Thank you, Jayne, I love the simple and visual concept these seven muscles bring to our learning of our own resiliency. I am happy to expand on any of the muscles if anyone would like. Thanks for the comment Jayne. Arjuna

I am this model. Love the idea of a resiliency gym. Thanks so much.

Thanks for the comment Maryfrances, we could all use a resiliency gym and one that can’t be closed due to Covid either 🙂 You mention you are this model, are you familiar with the concept? Thanks for reading. Arjuna

A great article. Thanks for sharing. “Routine” really spoke to me – this is my foundation – my predictable place. I trip up when it comes to being creative though as this disrupts my routine. Maybe I need to plan my “out of the box thinking” better.

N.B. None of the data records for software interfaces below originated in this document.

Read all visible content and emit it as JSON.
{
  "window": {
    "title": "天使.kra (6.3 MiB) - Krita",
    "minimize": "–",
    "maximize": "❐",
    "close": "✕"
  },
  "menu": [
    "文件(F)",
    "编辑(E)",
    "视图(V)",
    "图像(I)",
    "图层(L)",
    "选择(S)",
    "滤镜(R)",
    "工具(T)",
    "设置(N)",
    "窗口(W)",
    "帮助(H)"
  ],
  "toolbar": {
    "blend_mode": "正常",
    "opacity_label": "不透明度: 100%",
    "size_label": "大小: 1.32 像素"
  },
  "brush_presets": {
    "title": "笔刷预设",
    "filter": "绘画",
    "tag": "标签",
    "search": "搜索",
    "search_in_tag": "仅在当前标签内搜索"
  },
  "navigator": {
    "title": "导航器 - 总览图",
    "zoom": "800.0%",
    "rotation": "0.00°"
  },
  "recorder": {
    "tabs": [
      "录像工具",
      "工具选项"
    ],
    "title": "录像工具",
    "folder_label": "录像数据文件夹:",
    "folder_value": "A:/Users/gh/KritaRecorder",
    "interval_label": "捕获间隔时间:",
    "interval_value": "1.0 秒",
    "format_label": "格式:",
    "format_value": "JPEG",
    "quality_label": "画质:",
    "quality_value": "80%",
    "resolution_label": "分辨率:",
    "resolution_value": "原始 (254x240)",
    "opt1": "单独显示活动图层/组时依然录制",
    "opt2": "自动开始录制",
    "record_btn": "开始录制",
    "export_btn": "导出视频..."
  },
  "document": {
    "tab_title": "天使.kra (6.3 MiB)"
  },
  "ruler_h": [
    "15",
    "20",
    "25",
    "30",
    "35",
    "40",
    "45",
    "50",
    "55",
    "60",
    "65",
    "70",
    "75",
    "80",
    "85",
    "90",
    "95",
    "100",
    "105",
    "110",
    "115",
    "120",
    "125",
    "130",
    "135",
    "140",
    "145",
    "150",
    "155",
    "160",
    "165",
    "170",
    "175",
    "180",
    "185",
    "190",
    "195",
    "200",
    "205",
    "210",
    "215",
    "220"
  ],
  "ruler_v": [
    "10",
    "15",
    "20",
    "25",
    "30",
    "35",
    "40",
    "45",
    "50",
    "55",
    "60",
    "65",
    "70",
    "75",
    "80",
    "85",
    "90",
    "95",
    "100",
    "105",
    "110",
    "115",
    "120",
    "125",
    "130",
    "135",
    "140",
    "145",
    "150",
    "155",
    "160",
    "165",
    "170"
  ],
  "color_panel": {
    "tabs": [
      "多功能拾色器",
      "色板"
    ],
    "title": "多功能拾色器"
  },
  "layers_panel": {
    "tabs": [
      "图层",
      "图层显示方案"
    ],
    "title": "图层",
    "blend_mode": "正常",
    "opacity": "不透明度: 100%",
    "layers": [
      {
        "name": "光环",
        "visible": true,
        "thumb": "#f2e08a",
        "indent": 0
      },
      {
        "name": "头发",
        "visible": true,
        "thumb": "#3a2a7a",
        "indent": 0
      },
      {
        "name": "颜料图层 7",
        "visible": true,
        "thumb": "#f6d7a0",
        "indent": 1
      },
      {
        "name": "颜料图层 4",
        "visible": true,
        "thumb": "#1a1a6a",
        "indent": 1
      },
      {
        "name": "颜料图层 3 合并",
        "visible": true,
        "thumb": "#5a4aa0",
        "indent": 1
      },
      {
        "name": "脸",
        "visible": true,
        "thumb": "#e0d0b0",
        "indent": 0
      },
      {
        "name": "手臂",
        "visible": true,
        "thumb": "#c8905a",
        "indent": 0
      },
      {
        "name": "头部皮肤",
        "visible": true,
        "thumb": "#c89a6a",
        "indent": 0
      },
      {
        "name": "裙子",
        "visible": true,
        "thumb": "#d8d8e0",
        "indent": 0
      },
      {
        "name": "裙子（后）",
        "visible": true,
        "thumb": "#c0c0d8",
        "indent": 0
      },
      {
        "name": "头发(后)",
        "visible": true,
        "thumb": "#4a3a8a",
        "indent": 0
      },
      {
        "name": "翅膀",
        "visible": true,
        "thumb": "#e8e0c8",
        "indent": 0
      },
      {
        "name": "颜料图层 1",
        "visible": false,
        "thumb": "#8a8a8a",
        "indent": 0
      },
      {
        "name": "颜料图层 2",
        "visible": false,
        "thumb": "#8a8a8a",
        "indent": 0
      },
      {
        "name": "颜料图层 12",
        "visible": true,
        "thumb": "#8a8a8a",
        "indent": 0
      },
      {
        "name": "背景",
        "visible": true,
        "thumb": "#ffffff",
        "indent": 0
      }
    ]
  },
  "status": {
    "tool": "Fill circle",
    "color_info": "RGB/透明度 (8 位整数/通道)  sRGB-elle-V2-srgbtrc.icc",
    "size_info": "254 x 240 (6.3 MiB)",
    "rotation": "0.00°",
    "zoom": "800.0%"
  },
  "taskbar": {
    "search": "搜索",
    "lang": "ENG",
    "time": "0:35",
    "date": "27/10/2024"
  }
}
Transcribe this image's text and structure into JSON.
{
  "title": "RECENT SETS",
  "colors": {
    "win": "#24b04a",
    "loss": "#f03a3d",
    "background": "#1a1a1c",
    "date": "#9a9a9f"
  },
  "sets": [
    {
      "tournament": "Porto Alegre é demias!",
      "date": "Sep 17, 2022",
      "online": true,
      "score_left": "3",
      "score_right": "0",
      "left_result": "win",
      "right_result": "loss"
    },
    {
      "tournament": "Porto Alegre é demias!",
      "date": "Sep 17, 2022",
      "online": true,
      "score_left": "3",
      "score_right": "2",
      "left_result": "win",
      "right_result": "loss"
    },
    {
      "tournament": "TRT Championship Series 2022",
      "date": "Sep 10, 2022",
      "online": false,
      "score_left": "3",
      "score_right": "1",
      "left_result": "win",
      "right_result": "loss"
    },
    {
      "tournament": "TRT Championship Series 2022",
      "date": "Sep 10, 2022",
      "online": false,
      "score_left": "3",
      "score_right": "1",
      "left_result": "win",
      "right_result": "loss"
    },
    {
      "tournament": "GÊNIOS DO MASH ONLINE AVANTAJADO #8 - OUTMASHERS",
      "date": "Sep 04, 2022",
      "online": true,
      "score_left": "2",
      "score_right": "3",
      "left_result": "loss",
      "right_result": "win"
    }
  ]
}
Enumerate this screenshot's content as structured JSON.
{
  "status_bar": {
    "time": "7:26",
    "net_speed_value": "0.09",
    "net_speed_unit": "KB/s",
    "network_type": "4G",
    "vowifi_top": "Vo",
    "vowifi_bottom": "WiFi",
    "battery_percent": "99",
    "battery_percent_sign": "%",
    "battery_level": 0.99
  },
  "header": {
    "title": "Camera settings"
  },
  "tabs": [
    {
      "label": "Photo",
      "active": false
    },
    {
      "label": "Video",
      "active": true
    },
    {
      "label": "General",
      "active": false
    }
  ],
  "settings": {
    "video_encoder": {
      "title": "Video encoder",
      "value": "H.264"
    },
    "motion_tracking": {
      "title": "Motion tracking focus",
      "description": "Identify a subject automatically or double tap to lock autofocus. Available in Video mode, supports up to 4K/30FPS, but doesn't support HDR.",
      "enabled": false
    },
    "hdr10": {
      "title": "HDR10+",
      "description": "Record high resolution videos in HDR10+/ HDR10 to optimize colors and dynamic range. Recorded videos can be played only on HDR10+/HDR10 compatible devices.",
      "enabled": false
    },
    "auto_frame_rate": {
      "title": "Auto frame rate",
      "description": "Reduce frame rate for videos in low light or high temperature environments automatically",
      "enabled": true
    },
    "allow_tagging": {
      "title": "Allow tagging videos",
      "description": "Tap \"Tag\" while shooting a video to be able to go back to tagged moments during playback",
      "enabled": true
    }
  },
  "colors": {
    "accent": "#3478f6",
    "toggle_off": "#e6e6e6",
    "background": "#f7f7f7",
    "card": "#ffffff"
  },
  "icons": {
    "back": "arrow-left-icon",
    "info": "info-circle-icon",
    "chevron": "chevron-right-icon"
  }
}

Last edited 1 year ago by Steve

Fantastic Steve, thanks for your comment, routine is such an integral part of a resilient life. Stay well.